Networks require some structure and a sustainable source of funding to maintain momentum. The hire of Rural Support Partners as a non-funding entity was a critical component of operationalizing the network once the concept was solidified. Furthermore, it was important to the network that the support organization had no vested interest in pushing a particular strategic direction. Also, the network has maintained a low-cost membership due structure as the primary funding source for its activities. The network reports cite the growing number of members and its resources for network activities as proof positive that the funding source has been successful to date.7

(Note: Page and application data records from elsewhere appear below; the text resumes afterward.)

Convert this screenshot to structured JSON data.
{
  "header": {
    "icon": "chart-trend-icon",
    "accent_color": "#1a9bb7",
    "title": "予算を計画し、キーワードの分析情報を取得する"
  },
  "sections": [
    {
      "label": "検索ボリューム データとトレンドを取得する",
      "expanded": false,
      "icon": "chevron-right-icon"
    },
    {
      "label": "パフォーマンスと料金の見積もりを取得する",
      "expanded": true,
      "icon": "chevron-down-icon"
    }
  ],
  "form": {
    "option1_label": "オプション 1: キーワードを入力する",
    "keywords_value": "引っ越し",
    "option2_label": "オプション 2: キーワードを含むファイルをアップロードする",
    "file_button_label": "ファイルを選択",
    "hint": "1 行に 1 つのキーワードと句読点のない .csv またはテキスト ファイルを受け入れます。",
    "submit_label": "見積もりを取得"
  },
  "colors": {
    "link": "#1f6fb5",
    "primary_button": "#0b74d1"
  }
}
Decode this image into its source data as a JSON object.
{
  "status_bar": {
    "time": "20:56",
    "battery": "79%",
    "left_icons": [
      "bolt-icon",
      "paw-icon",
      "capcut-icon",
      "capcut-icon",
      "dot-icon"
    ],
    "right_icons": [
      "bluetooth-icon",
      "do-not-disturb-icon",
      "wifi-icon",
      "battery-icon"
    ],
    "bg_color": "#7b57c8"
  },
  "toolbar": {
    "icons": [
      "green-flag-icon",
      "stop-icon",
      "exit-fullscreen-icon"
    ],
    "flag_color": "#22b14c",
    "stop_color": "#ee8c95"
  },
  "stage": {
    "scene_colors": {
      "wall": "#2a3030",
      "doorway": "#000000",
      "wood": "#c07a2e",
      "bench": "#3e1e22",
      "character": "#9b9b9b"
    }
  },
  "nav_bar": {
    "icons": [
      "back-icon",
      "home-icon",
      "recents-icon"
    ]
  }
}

A common framework, shared agenda, and road map among the funding entities ensures that individual organizations have a clear understanding of the common platform and are able to determine how their own work may complement or dovetail with the regional plan. Agreement on a common framework by network members can support a more coordinated, scalable, and impactful body of development work. The framework and road map for the network's efforts will continue to be evaluated annually during the network's in-person gathering to determine how it should evolve based on any lessons learned from the year's work.

By Emily Mitchell, Atlanta Fed regional community development manager, Nashville Branch


1 ARC represents a partnership of federal, state, and local government. Established by an act of Congress in 1965, ARC is composed of the governors of the 13 Appalachian states and a federal cochair, who is appointed by the president.

2 The Appalachian Region, Appalachian Regional Commission.

3 Rural Support Partners, 2014.

4 The Appalachian Region, Appalachian Regional Commission.

5 Ibid.

6 "Collective Impact," Stanford Social Innovation Review, Winter 2011.

7 "Harnessing the Power of the Network to Accelerate Appalachia's Transition," Appalachia Funders Network, March 2013.

Federal Reserve Resources

Aligning Regional Workforce Efforts: An Effective Industry-Informed Strategy podcast, Atlanta Fed's Economic Development podcast series, Federal Reserve Bank of Atlanta, July 2013.

Entrepreneurship in Rural America: A Road to Prosperity, Connecting Communities session, Federal Reserve System, September 10, 2013.

Rural Poverty Research Symposium, agenda and presentations, Federal Reserve Bank of Atlanta, December 2–3, 2013.

Self-Employment as Economic Development Strategy: What Does It Mean for Metro and Nonmetro Counties in the Southeastern United States?, Federal Reserve Bank of Atlanta, Partners Update, May/June 2011.

Sweet Charity: Foundations as a Source for Community and Economic Development podcast, Atlanta Fed's Economic Development podcast series, March 2010.